START Dataset records

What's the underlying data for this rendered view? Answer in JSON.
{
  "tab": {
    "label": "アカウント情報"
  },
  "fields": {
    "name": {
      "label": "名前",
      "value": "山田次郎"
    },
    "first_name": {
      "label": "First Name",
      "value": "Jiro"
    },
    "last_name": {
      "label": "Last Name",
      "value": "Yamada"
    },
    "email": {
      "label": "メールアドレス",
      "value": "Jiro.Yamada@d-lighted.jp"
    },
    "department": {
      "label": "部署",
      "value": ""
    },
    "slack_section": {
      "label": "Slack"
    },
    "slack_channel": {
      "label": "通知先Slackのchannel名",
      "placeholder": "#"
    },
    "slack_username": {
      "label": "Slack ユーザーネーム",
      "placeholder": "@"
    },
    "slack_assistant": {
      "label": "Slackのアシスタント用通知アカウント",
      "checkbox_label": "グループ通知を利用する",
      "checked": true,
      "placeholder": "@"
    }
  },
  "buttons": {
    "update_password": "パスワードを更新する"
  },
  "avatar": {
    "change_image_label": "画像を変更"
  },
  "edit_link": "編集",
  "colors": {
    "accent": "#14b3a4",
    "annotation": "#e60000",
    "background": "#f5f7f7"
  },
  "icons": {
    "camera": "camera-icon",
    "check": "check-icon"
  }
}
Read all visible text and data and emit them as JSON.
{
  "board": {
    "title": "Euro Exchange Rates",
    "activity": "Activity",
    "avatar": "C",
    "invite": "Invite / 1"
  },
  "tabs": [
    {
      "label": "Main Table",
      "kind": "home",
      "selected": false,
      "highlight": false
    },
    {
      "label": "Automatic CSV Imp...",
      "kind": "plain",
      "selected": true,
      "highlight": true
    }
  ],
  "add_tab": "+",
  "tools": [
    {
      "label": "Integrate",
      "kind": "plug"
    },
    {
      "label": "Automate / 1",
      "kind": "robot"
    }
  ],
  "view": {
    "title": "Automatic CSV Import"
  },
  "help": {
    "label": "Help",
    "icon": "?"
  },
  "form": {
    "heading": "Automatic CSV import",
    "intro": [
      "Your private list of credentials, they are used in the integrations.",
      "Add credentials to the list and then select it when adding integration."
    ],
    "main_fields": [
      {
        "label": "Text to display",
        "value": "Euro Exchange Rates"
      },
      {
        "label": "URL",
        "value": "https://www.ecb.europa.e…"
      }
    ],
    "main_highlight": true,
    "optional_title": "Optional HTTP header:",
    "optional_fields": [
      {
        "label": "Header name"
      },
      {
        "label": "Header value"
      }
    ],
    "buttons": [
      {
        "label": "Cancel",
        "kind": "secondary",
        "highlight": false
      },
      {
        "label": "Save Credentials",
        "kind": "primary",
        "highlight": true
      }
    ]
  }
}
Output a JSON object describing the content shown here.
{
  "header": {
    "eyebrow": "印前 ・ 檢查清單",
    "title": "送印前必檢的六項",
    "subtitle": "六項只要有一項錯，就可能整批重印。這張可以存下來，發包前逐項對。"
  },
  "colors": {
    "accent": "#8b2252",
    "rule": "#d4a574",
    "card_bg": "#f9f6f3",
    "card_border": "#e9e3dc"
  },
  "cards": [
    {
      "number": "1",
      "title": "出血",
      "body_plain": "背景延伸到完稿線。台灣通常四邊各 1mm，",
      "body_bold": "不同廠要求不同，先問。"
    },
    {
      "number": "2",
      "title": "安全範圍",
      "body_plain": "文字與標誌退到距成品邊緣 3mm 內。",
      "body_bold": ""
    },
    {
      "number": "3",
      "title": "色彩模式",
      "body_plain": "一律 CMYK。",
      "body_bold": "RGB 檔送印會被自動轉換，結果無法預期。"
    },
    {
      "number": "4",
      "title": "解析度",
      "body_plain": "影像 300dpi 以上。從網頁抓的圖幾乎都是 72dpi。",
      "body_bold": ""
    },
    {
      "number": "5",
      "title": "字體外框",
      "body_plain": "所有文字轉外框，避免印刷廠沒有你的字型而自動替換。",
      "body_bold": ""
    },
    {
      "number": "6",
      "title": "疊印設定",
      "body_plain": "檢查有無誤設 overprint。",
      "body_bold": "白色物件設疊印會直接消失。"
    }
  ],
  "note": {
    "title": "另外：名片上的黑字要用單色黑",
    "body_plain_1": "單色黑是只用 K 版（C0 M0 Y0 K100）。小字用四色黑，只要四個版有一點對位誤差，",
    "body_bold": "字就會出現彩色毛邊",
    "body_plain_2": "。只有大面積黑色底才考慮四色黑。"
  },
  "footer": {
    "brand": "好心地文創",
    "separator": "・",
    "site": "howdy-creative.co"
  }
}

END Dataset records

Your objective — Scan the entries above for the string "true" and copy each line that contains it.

Result for this exercise —
      "checked": true,
      "selected": true,
      "highlight": true
    "main_highlight": true,
        "highlight": true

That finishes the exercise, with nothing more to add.